Records from a data collection

◇ ◇ ◇ ◇ ◇

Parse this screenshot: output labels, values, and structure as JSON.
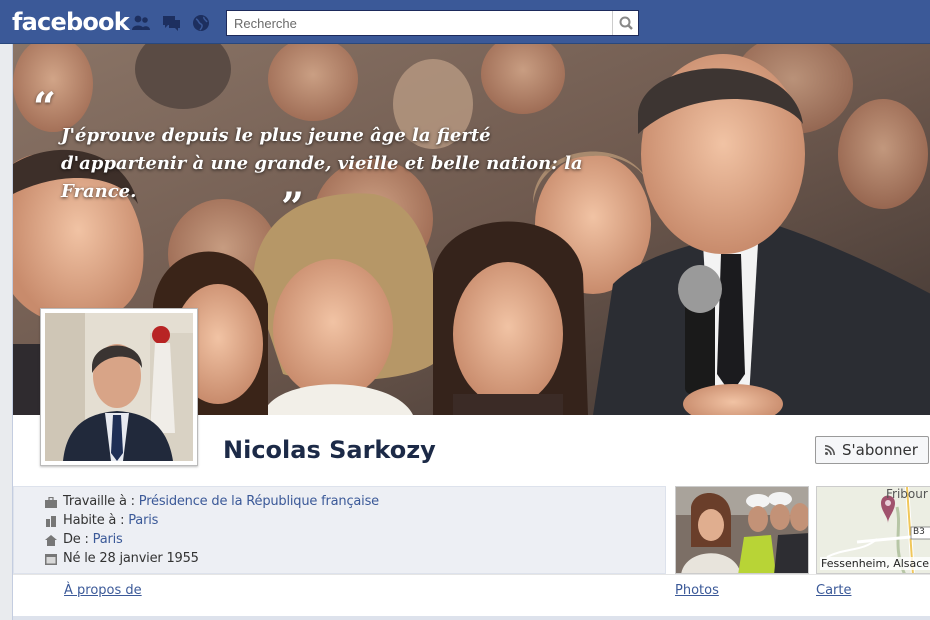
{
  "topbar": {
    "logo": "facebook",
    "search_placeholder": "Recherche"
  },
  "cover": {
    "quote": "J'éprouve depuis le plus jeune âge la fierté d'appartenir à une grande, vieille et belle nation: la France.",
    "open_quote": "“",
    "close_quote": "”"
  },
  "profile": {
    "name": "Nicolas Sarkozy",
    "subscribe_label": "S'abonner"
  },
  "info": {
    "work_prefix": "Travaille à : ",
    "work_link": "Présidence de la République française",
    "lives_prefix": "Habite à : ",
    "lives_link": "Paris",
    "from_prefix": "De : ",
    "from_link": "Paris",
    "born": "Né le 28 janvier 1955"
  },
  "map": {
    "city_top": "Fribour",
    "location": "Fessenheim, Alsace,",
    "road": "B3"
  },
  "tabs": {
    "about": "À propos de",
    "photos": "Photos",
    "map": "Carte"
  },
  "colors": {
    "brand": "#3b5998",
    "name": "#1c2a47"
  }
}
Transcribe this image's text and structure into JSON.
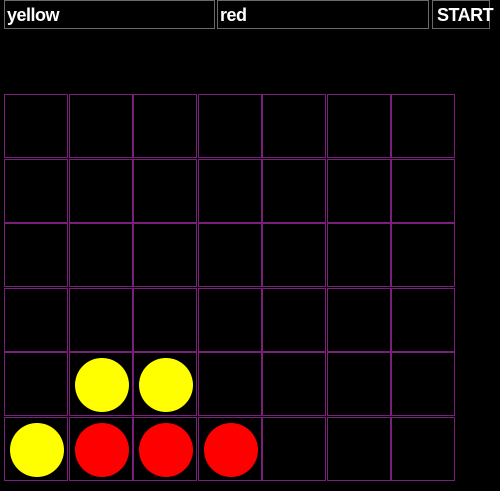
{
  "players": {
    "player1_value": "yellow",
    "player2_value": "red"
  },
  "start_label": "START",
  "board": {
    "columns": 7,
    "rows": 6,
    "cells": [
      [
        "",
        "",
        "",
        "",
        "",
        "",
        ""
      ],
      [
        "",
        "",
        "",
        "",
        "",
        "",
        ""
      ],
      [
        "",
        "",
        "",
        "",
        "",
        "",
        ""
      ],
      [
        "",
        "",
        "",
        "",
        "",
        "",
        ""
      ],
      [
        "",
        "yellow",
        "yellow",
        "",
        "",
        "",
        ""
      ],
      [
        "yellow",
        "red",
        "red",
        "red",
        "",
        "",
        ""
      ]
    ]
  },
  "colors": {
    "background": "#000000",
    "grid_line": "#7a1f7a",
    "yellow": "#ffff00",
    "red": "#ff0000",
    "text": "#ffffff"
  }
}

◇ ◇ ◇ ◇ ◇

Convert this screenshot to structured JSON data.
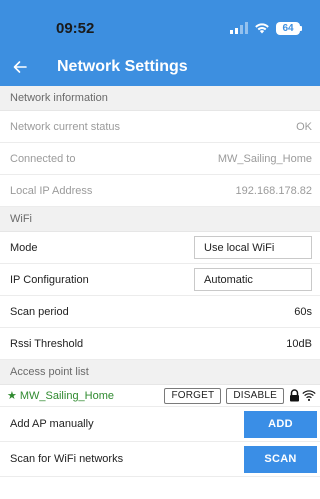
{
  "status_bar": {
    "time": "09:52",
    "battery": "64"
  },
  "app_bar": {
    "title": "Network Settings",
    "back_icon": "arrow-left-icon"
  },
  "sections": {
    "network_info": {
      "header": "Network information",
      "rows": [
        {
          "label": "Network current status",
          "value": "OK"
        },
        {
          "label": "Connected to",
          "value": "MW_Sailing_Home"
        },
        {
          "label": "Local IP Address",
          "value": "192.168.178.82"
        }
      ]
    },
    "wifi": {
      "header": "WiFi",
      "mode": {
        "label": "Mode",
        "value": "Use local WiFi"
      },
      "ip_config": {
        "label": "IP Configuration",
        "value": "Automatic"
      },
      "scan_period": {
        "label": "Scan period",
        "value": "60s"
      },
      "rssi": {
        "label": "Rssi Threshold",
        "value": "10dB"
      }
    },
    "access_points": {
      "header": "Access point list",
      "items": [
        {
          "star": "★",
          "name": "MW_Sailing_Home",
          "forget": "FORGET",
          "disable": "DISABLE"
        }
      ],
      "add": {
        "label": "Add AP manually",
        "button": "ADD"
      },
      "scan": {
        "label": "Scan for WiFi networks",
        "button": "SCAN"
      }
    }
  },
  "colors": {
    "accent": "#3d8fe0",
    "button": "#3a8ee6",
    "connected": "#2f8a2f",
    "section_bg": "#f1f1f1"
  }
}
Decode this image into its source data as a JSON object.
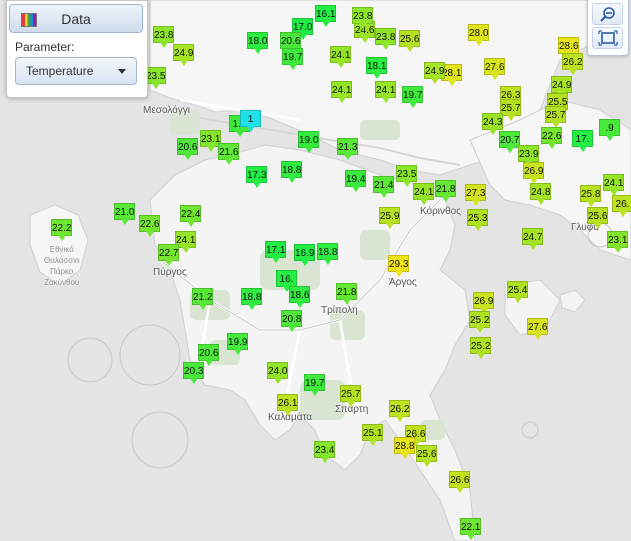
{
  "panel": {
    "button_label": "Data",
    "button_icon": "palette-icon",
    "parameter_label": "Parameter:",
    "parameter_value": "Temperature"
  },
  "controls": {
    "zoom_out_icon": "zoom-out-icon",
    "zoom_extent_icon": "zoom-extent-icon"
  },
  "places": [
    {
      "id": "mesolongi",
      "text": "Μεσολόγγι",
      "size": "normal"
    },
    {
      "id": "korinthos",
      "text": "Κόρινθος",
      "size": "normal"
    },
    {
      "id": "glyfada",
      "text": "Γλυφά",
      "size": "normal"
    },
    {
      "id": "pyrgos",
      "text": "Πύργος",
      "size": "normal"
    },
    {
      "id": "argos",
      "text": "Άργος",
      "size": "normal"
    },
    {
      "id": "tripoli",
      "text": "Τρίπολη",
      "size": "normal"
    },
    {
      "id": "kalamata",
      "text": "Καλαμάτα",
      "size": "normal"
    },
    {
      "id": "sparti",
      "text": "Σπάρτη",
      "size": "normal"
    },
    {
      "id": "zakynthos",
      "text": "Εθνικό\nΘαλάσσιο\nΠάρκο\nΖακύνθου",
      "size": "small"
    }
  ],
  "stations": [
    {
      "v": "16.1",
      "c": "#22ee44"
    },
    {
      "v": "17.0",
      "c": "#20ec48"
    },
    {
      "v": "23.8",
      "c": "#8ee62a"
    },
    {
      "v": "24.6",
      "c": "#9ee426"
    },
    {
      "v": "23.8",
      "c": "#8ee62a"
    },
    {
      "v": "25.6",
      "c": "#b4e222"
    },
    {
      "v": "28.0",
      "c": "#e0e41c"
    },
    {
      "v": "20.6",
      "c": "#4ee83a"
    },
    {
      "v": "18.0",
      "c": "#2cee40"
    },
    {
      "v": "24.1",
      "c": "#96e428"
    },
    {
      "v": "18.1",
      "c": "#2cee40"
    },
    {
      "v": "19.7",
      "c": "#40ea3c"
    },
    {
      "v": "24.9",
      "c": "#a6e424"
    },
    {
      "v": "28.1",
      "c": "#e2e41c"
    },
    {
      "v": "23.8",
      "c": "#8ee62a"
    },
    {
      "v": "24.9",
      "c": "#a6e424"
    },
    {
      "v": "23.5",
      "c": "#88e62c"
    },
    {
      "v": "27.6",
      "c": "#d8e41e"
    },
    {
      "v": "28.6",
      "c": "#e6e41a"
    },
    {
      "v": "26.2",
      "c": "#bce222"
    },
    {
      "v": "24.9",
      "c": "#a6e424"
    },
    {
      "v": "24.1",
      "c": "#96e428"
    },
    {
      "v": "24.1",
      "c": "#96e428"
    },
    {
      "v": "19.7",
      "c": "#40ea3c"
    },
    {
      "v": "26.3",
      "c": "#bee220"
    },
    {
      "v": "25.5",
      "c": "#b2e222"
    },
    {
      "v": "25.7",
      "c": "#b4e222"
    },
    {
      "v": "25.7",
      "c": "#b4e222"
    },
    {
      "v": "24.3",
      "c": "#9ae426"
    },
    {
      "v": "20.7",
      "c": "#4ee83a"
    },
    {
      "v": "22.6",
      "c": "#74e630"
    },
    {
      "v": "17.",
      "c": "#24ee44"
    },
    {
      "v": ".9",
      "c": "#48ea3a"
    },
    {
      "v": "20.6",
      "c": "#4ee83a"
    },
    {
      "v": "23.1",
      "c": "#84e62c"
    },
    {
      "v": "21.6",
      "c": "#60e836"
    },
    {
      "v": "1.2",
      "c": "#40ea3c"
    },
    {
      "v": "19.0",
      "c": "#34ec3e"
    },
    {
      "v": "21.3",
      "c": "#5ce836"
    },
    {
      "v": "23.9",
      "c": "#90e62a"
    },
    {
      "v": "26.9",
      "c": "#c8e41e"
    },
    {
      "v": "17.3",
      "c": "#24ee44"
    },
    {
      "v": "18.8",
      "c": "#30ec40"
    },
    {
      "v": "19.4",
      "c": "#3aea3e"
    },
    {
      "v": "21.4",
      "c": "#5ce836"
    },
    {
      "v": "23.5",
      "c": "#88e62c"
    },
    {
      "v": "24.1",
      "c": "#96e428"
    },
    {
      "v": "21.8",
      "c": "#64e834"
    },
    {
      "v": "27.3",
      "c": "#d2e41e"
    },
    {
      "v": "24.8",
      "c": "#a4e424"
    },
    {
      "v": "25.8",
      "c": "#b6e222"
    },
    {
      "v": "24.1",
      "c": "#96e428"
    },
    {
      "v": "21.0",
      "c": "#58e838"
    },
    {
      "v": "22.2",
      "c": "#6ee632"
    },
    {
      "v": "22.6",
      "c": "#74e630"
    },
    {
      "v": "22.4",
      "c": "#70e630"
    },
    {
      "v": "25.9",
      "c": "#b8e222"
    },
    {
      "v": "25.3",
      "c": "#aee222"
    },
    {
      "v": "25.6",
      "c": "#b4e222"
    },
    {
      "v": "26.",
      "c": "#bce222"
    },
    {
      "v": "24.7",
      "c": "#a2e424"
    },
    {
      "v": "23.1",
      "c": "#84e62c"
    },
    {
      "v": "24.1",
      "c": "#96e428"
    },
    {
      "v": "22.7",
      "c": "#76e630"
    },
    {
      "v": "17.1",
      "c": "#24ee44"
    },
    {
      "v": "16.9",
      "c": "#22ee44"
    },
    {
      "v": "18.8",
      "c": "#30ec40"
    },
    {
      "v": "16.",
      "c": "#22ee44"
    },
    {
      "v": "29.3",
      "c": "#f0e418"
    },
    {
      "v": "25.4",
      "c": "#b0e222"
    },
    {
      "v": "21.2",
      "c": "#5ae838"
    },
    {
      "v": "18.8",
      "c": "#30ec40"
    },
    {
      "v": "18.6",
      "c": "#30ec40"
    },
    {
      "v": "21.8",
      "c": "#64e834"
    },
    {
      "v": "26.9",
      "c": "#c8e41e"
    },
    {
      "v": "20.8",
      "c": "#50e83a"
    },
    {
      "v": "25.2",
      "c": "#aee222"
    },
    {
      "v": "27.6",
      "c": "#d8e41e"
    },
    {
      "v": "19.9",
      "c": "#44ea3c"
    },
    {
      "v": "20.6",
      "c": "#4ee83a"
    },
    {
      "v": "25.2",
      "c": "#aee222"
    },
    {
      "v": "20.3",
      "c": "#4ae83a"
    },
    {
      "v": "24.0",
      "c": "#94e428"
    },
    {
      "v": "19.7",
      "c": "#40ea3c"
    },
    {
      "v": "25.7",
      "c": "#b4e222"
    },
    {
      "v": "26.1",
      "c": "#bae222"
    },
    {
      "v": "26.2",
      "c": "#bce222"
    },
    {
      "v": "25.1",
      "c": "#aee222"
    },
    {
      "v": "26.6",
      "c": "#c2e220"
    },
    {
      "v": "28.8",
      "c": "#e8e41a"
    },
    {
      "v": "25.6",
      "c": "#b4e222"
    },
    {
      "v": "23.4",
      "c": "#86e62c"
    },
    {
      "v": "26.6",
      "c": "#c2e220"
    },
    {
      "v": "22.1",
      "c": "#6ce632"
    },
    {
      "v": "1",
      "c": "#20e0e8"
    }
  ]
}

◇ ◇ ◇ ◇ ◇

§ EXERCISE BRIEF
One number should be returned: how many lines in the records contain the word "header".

§ SOLVED PROBLEM
3